> [WHAT YOU WILL DO] Among these records, which lines include "image"? Copy them out.

> [INFORMATION GIVEN]

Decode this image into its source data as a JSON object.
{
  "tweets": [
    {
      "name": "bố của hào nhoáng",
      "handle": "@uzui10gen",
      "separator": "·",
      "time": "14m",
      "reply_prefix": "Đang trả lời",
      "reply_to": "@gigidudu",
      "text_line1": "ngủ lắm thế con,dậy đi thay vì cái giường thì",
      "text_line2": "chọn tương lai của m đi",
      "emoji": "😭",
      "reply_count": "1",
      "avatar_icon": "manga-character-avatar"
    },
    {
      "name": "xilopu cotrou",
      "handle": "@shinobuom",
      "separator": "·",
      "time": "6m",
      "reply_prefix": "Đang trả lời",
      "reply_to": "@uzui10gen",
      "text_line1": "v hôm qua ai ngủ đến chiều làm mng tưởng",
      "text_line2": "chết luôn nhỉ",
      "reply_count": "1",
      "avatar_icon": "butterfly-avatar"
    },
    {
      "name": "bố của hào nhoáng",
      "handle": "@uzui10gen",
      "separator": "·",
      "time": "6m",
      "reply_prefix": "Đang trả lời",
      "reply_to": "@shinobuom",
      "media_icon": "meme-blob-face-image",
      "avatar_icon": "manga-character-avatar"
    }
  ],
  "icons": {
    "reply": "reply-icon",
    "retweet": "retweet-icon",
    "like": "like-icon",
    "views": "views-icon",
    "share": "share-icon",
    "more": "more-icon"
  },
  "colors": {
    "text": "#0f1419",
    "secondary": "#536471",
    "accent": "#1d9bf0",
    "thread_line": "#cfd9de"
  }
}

> [RESULT FOR THIS EXERCISE]
Decode this image into its source data as a JSON object.
      "media_icon": "meme-blob-face-image",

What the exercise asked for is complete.